╔══

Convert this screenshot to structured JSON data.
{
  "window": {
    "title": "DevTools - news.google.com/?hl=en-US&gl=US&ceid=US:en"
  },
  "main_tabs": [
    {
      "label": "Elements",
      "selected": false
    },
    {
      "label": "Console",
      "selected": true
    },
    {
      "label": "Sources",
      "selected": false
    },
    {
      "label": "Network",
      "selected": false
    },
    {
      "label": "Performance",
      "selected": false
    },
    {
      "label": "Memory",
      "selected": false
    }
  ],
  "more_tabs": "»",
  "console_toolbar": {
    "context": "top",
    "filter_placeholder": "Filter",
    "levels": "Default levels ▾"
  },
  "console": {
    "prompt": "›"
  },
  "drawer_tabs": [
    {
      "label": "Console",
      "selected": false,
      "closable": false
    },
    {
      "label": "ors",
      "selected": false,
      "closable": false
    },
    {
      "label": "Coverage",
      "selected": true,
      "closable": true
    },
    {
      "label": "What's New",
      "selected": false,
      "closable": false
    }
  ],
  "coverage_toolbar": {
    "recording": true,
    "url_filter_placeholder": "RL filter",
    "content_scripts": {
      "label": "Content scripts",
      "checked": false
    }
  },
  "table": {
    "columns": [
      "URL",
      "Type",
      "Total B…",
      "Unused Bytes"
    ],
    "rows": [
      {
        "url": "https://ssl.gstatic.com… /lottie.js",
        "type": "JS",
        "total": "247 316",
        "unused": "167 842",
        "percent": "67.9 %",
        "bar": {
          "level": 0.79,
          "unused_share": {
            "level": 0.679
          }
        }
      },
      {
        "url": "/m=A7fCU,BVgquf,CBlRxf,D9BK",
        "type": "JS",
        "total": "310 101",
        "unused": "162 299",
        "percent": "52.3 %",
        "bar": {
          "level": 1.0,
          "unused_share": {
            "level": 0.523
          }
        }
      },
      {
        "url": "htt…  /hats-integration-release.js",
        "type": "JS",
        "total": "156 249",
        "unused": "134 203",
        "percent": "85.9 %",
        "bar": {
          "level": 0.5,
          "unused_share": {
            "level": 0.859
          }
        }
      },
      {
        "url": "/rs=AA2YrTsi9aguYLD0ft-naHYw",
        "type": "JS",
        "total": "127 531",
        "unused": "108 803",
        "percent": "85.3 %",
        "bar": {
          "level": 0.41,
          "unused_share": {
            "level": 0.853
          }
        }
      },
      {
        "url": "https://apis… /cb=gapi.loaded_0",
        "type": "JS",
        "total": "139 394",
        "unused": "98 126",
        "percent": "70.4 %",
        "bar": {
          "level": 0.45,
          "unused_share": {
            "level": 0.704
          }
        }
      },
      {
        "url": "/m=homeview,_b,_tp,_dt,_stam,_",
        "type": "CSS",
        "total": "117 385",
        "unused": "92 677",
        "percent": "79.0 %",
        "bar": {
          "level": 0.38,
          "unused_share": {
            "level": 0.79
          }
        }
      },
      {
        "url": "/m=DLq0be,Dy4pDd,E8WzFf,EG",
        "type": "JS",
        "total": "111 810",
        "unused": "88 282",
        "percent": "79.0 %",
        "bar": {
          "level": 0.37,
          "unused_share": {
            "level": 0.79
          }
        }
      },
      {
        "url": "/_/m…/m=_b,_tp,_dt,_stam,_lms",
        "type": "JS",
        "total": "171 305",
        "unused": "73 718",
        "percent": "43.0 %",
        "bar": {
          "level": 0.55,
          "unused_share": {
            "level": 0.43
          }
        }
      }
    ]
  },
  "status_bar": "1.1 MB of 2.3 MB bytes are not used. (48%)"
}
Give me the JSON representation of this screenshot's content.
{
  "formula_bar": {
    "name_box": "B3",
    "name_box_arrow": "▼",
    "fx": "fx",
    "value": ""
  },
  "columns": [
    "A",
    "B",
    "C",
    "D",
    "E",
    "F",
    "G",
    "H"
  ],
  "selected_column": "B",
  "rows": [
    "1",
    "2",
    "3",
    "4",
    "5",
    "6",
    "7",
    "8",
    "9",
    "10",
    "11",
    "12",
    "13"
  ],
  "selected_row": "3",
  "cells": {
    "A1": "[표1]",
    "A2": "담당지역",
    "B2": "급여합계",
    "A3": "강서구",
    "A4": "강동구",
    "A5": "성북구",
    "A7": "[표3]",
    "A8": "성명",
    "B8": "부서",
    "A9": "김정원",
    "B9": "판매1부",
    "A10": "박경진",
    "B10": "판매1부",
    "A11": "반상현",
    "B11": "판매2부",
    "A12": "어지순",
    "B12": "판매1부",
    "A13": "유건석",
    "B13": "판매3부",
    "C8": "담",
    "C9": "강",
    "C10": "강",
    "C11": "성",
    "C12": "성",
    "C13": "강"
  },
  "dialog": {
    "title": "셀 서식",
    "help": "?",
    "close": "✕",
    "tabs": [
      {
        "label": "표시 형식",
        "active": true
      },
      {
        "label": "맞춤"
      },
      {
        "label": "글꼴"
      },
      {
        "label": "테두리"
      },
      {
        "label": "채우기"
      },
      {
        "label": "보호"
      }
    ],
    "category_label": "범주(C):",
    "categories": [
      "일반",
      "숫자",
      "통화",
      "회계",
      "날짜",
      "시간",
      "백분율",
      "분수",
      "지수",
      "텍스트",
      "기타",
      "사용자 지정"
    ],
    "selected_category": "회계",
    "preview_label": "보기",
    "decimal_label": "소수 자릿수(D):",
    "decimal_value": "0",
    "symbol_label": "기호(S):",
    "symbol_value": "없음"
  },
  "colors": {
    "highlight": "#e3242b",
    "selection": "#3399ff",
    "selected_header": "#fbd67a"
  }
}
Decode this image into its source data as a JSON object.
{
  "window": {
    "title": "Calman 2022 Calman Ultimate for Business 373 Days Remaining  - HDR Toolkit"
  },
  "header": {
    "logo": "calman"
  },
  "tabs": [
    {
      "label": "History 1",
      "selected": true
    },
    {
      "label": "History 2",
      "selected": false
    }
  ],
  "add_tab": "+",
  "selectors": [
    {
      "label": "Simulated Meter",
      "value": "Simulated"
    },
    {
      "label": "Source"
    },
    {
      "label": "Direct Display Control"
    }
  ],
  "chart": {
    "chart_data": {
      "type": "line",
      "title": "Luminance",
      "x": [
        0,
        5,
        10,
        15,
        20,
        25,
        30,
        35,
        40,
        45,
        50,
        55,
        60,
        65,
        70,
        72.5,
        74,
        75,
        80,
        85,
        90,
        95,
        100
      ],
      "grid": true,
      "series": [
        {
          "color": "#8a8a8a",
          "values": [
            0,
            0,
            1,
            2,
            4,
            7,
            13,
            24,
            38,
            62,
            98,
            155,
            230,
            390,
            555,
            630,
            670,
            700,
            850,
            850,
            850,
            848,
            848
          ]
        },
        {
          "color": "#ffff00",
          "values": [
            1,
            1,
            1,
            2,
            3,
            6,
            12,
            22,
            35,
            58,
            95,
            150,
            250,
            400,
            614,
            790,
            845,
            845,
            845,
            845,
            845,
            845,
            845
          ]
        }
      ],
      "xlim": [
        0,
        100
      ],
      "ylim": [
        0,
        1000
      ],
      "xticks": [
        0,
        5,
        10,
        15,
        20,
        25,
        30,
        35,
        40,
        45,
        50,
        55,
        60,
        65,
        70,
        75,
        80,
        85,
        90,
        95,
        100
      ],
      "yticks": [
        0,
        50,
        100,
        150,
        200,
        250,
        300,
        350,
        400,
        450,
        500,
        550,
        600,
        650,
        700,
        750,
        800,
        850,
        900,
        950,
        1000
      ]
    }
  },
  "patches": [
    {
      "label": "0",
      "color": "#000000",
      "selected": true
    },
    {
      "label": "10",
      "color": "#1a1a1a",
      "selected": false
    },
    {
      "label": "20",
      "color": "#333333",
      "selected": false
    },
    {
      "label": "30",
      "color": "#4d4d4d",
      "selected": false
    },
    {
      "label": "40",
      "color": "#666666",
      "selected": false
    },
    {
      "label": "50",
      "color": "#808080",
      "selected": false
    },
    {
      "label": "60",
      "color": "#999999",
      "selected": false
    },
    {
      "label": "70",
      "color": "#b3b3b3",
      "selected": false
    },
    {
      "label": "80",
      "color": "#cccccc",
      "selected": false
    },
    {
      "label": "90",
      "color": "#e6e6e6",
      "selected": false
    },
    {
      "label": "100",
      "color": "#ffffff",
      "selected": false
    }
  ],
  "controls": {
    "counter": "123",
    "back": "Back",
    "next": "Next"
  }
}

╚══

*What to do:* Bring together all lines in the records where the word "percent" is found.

*Response below:*
        "percent": "67.9 %",
        "percent": "52.3 %",
        "percent": "85.9 %",
        "percent": "85.3 %",
        "percent": "70.4 %",
        "percent": "79.0 %",
        "percent": "79.0 %",
        "percent": "43.0 %",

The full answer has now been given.